Art For Art's Sake
Art For Art's Sake was the rallying cry of a group of 19th century artists, writers, and critics who formed a movement, also known as aestheticism, that defended the autonomy of art. Leaders of the movement in France were Theophile Gautier, Charles Baudelaire, and Gustave Flaubert; in England, James MacNeill Whistler, Walter Pater, and Oscar Wilde. Baudelaire cited the American poet Edgar Allan Poe as exemplifying the ideals of art for art's sake.
The movement was a reaction against the spreading blight of industrialism and the concurrent emergence of an affluent middle class with narrow utilitarian standards. Many contemporary artists and writers proclaimed that art should not serve any purpose, including representation, and opposed all theories that viewed art as didactic or as an instrument of reform. They received much of their inspiration from the romantic ideal of the artist as an especially sensitive, superior person alienated from society, and from the Kantian concept of art as having "purposiveness without purpose".
The "art for art's sake" movement defined what art ought to be... pure... and what ought to motivate the artist and how society should treat him. It held that the experience of art is in itself intrinsically valuable. The movement's ideal, the worship of beauty, was in direct opposition to the ideals of worship of contemporary society - goodness and power. Aesthetic appreciation of art called for subtle discriminations of beauty and the ability to appreciate unusual and alien things: the mysterious, the horrible, and even the criminal and satanic.
The best-known opponents of art for art's sake were John Ruskin and Leo Tolstoy.

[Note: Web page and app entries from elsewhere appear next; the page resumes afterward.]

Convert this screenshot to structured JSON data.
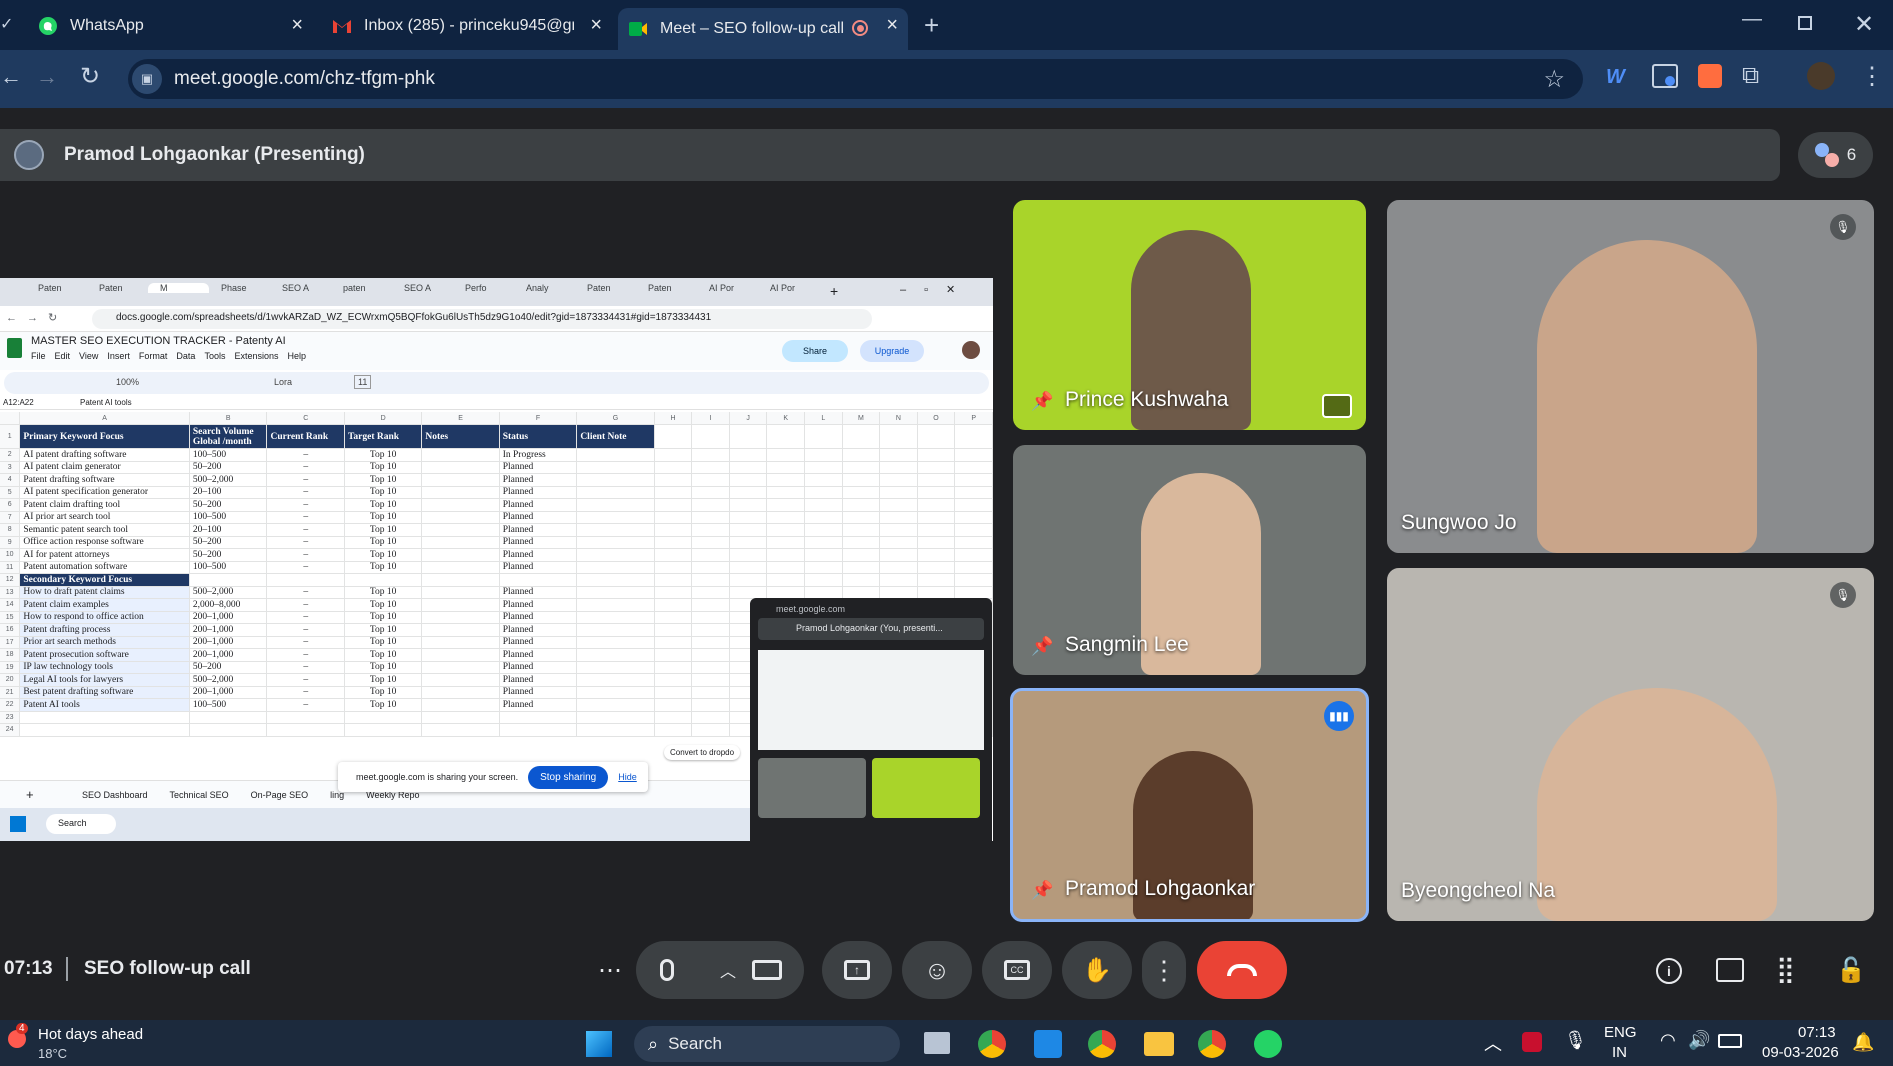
{
  "browser": {
    "tabs": [
      {
        "label": "WhatsApp",
        "icon": "whatsapp-icon"
      },
      {
        "label": "Inbox (285) - princeku945@gm",
        "icon": "gmail-icon"
      },
      {
        "label": "Meet – SEO follow-up call",
        "icon": "meet-icon"
      }
    ],
    "url": "meet.google.com/chz-tfgm-phk"
  },
  "presenting_bar": {
    "label": "Pramod Lohgaonkar (Presenting)",
    "participant_count": "6"
  },
  "shared_screen": {
    "inner_tabs": [
      "Paten",
      "Paten",
      "M",
      "Phase",
      "SEO A",
      "paten",
      "SEO A",
      "Perfo",
      "Analy",
      "Paten",
      "Paten",
      "AI Por",
      "AI Por"
    ],
    "inner_url": "docs.google.com/spreadsheets/d/1wvkARZaD_WZ_ECWrxmQ5BQFfokGu6lUsTh5dz9G1o40/edit?gid=1873334431#gid=1873334431",
    "doc_title": "MASTER SEO EXECUTION TRACKER - Patenty AI",
    "menu": [
      "File",
      "Edit",
      "View",
      "Insert",
      "Format",
      "Data",
      "Tools",
      "Extensions",
      "Help"
    ],
    "share_label": "Share",
    "upgrade_label": "Upgrade",
    "zoom": "100%",
    "font": "Lora",
    "font_size": "11",
    "cell_ref": "A12:A22",
    "formula": "Patent AI tools",
    "col_letters": [
      "A",
      "B",
      "C",
      "D",
      "E",
      "F",
      "G",
      "H",
      "I",
      "J",
      "K",
      "L",
      "M",
      "N",
      "O",
      "P"
    ],
    "headers": [
      "Primary Keyword Focus",
      "Search Volume Global /month",
      "Current Rank",
      "Target Rank",
      "Notes",
      "Status",
      "Client Note"
    ],
    "rows": [
      [
        "2",
        "AI patent drafting software",
        "100–500",
        "–",
        "Top 10",
        "",
        "In Progress"
      ],
      [
        "3",
        "AI patent claim generator",
        "50–200",
        "–",
        "Top 10",
        "",
        "Planned"
      ],
      [
        "4",
        "Patent drafting software",
        "500–2,000",
        "–",
        "Top 10",
        "",
        "Planned"
      ],
      [
        "5",
        "AI patent specification generator",
        "20–100",
        "–",
        "Top 10",
        "",
        "Planned"
      ],
      [
        "6",
        "Patent claim drafting tool",
        "50–200",
        "–",
        "Top 10",
        "",
        "Planned"
      ],
      [
        "7",
        "AI prior art search tool",
        "100–500",
        "–",
        "Top 10",
        "",
        "Planned"
      ],
      [
        "8",
        "Semantic patent search tool",
        "20–100",
        "–",
        "Top 10",
        "",
        "Planned"
      ],
      [
        "9",
        "Office action response software",
        "50–200",
        "–",
        "Top 10",
        "",
        "Planned"
      ],
      [
        "10",
        "AI for patent attorneys",
        "50–200",
        "–",
        "Top 10",
        "",
        "Planned"
      ],
      [
        "11",
        "Patent automation software",
        "100–500",
        "–",
        "Top 10",
        "",
        "Planned"
      ],
      [
        "12",
        "Secondary Keyword Focus",
        "",
        "",
        "",
        "",
        ""
      ],
      [
        "13",
        "How to draft patent claims",
        "500–2,000",
        "–",
        "Top 10",
        "",
        "Planned"
      ],
      [
        "14",
        "Patent claim examples",
        "2,000–8,000",
        "–",
        "Top 10",
        "",
        "Planned"
      ],
      [
        "15",
        "How to respond to office action",
        "200–1,000",
        "–",
        "Top 10",
        "",
        "Planned"
      ],
      [
        "16",
        "Patent drafting process",
        "200–1,000",
        "–",
        "Top 10",
        "",
        "Planned"
      ],
      [
        "17",
        "Prior art search methods",
        "200–1,000",
        "–",
        "Top 10",
        "",
        "Planned"
      ],
      [
        "18",
        "Patent prosecution software",
        "200–1,000",
        "–",
        "Top 10",
        "",
        "Planned"
      ],
      [
        "19",
        "IP law technology tools",
        "50–200",
        "–",
        "Top 10",
        "",
        "Planned"
      ],
      [
        "20",
        "Legal AI tools for lawyers",
        "500–2,000",
        "–",
        "Top 10",
        "",
        "Planned"
      ],
      [
        "21",
        "Best patent drafting software",
        "200–1,000",
        "–",
        "Top 10",
        "",
        "Planned"
      ],
      [
        "22",
        "Patent AI tools",
        "100–500",
        "–",
        "Top 10",
        "",
        "Planned"
      ],
      [
        "23",
        "",
        "",
        "",
        "",
        "",
        ""
      ],
      [
        "24",
        "",
        "",
        "",
        "",
        "",
        ""
      ]
    ],
    "sheet_tabs": [
      "SEO Dashboard",
      "Technical SEO",
      "On-Page SEO",
      "ling",
      "Weekly Repo"
    ],
    "sharing_msg": "meet.google.com is sharing your screen.",
    "stop_sharing": "Stop sharing",
    "hide": "Hide",
    "convert_label": "Convert to dropdo",
    "pip_title": "meet.google.com",
    "pip_presenter": "Pramod Lohgaonkar (You, presenti...",
    "inner_search": "Search"
  },
  "participants": [
    {
      "name": "Prince Kushwaha",
      "bg": "#a9d42a"
    },
    {
      "name": "Sungwoo Jo",
      "bg": "#8a8c8e"
    },
    {
      "name": "Sangmin Lee",
      "bg": "#6f7472"
    },
    {
      "name": "Pramod Lohgaonkar",
      "bg": "#b59a7c"
    },
    {
      "name": "Byeongcheol Na",
      "bg": "#b9b6b0"
    }
  ],
  "bottom": {
    "time": "07:13",
    "meeting_title": "SEO follow-up call"
  },
  "taskbar": {
    "weather_title": "Hot days ahead",
    "weather_temp": "18°C",
    "weather_badge": "4",
    "search": "Search",
    "lang": "ENG",
    "region": "IN",
    "time": "07:13",
    "date": "09-03-2026"
  },
  "colors": {
    "accent_blue": "#0b57d0",
    "end_call_red": "#ea4335",
    "header_navy": "#1f3864"
  }
}
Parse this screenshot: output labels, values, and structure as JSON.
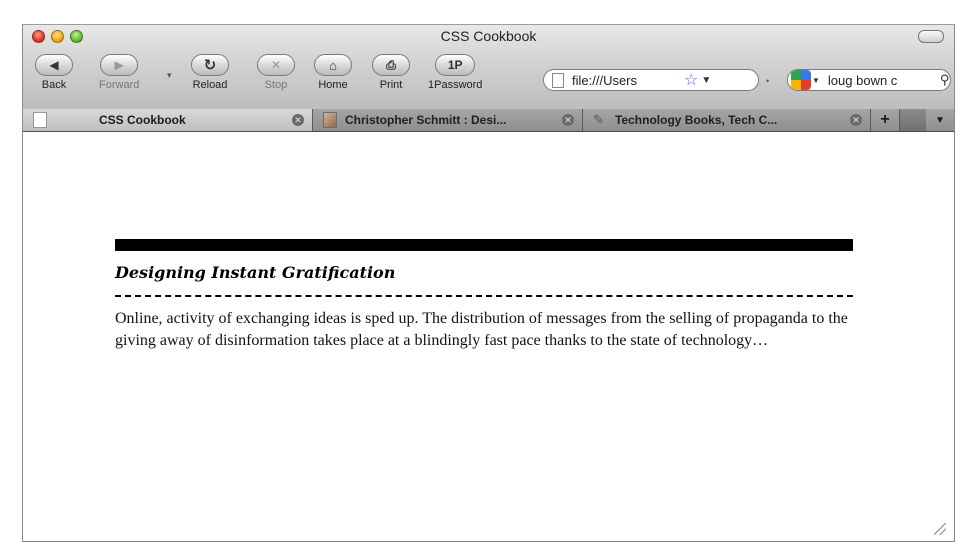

Generally, any didactic theorists who give art a function, such as the Marxists, oppose aestheticism.